PROBLEM TO SOLVE:
Scan the records below. List lines holding "Rotation".

MATERIAL PROVIDED:
╭──
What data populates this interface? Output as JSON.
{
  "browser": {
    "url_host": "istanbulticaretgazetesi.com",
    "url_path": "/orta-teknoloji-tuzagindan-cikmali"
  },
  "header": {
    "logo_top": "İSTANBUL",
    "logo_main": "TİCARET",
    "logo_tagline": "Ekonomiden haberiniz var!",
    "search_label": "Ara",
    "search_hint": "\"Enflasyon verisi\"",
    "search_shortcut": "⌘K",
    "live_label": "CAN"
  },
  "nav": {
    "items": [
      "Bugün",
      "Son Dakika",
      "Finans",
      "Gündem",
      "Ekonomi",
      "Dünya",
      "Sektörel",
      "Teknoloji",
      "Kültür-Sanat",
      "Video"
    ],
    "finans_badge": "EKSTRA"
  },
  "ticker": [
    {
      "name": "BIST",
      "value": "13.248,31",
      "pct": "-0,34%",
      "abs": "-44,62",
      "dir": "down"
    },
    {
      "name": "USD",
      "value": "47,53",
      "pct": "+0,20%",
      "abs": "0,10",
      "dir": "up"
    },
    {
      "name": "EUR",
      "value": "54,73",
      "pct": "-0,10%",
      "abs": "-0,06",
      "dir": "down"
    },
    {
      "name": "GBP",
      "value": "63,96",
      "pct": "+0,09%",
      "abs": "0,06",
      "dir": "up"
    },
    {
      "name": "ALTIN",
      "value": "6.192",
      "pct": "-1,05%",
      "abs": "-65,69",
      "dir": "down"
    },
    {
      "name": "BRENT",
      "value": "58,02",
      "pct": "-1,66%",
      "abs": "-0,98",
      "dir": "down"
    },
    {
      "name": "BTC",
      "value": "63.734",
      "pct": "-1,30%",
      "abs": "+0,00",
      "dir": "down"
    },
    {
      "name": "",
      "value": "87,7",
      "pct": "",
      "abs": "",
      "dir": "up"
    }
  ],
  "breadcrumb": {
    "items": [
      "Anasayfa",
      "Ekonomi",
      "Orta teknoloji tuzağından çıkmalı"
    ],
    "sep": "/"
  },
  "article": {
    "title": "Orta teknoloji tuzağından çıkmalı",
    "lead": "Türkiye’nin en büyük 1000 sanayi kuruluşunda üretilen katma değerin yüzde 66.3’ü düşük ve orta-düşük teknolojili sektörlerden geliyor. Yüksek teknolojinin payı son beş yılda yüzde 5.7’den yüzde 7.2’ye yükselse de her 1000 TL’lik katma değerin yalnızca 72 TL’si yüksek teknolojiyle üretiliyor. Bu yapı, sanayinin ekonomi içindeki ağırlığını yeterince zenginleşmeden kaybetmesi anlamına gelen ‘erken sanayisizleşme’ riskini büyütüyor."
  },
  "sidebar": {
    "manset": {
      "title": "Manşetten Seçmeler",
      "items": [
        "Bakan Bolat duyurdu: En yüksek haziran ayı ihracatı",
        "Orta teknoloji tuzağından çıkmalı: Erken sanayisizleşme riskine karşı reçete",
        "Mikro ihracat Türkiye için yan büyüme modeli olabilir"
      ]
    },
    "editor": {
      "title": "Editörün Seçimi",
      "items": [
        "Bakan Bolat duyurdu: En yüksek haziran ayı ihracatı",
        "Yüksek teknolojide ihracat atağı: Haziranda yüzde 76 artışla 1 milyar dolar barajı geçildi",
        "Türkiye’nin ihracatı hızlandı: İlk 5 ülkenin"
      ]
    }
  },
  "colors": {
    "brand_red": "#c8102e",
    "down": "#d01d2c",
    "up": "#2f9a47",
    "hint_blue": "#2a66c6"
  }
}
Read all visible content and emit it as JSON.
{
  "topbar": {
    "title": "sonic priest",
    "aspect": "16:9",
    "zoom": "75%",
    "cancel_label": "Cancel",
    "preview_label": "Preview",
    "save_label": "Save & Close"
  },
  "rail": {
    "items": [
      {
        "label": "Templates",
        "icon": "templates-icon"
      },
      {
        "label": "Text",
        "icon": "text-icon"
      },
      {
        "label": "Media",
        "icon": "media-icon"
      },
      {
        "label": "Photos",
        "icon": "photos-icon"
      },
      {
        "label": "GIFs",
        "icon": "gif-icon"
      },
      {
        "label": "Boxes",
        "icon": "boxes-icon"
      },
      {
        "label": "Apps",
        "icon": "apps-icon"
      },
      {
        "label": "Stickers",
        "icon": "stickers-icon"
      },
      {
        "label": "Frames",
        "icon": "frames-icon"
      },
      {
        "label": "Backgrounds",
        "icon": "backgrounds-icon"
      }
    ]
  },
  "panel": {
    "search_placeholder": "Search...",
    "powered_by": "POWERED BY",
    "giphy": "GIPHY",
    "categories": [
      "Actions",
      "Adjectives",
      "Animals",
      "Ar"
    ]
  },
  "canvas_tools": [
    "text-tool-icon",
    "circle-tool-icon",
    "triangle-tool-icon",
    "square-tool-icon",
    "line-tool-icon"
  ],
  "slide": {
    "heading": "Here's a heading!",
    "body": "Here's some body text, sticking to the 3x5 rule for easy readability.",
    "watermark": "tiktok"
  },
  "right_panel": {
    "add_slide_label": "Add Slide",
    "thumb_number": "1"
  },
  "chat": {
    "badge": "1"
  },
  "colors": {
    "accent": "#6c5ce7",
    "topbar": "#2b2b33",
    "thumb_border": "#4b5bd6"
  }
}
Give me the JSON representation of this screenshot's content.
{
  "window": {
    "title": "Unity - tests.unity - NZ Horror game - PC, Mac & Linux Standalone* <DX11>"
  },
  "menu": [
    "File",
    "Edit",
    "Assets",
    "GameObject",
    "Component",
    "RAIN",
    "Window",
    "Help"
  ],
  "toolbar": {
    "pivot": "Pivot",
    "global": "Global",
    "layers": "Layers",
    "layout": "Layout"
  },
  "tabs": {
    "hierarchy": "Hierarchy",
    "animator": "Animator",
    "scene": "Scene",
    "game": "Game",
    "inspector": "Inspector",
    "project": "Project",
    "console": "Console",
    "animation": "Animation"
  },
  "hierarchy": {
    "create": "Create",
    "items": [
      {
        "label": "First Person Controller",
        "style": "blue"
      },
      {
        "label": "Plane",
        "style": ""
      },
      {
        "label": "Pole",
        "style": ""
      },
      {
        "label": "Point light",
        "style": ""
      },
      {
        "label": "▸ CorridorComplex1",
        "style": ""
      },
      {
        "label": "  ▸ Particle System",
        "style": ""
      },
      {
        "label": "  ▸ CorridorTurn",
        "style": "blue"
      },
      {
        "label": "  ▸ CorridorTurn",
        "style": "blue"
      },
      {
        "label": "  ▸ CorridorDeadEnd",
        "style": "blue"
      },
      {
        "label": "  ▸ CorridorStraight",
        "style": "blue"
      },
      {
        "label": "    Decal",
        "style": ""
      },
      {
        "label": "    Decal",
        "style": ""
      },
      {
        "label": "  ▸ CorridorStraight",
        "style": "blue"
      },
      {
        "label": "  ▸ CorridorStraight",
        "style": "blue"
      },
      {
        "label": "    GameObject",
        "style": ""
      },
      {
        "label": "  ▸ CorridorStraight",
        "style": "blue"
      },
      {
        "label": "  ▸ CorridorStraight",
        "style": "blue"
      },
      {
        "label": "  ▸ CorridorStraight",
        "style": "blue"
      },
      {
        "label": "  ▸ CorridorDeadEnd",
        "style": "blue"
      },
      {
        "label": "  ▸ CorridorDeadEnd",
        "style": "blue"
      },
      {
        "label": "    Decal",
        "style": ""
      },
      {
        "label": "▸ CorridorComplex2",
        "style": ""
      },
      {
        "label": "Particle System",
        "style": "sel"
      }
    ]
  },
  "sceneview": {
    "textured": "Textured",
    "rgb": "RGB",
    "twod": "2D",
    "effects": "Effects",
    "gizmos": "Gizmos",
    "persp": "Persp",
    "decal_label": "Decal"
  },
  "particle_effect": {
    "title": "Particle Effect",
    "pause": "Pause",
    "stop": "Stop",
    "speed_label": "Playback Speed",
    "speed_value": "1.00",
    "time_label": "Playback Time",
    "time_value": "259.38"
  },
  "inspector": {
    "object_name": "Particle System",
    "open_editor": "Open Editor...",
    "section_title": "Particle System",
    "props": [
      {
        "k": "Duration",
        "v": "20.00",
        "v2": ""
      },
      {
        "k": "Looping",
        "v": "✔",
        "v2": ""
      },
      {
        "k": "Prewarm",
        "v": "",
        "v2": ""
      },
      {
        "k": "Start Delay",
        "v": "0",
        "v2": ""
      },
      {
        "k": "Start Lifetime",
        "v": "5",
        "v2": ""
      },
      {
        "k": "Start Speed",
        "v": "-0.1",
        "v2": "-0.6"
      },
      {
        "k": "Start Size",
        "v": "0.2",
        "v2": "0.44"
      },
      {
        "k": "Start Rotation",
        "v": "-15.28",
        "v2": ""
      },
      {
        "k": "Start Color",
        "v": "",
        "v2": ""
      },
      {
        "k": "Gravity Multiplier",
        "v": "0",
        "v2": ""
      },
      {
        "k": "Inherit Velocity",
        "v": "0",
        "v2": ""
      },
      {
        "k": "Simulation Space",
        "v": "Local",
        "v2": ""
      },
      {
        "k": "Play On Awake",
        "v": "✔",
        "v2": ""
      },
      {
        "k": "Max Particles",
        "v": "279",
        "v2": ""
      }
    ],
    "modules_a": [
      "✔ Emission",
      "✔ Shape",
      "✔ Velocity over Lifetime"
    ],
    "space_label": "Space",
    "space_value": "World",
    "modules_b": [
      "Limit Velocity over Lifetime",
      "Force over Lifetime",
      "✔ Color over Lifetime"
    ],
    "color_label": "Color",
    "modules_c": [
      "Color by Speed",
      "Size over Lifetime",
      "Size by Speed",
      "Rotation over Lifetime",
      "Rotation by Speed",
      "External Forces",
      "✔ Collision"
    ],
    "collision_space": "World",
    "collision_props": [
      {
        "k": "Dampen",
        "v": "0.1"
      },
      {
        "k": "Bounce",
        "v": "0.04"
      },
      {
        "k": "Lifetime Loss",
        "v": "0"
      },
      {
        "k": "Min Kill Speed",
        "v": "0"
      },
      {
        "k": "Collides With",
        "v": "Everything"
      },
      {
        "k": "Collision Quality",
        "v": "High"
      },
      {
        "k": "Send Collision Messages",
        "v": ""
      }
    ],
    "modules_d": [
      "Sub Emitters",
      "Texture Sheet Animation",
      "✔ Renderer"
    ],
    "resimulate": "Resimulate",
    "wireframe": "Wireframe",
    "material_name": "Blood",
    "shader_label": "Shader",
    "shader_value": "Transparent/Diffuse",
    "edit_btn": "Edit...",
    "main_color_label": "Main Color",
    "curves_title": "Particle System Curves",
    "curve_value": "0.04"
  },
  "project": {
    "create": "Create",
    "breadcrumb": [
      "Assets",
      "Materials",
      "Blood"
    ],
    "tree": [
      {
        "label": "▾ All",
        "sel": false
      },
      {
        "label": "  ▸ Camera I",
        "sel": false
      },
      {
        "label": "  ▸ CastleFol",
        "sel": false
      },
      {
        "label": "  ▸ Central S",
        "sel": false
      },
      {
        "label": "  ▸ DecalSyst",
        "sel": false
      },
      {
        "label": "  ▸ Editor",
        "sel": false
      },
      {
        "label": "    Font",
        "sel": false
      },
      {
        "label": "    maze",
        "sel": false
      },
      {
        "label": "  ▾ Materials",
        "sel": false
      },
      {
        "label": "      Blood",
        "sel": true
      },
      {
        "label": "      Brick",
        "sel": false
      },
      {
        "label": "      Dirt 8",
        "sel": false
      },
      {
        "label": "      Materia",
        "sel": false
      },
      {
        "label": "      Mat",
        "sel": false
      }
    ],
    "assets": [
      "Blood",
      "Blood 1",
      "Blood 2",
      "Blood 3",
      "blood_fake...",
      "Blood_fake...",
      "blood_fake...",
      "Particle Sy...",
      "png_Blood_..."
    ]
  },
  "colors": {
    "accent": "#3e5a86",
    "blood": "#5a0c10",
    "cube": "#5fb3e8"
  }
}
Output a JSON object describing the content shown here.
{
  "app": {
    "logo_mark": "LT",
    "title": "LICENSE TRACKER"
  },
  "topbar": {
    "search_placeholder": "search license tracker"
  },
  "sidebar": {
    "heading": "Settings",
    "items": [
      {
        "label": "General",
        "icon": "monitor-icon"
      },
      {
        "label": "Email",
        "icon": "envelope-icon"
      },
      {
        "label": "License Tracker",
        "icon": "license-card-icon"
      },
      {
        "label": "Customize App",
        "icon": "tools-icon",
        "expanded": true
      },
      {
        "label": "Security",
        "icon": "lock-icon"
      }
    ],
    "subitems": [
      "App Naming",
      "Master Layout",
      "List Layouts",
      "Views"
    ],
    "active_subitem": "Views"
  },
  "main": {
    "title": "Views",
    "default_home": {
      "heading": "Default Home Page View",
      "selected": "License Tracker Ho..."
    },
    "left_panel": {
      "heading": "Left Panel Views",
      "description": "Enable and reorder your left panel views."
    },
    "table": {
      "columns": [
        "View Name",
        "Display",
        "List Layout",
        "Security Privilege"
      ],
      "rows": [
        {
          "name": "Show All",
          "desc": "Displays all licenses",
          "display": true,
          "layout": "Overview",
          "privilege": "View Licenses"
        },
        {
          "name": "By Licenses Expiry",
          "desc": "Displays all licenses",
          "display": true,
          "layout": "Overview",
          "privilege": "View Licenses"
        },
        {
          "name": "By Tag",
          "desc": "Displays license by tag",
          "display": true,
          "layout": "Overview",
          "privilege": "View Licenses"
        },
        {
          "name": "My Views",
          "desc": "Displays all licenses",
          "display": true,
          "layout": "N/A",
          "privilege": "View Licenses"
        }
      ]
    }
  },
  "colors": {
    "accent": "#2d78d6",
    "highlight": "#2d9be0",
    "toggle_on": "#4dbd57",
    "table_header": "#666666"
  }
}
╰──
EXERCISE ANSWER:
        "k": "Start Rotation",
      "Rotation over Lifetime",
      "Rotation by Speed",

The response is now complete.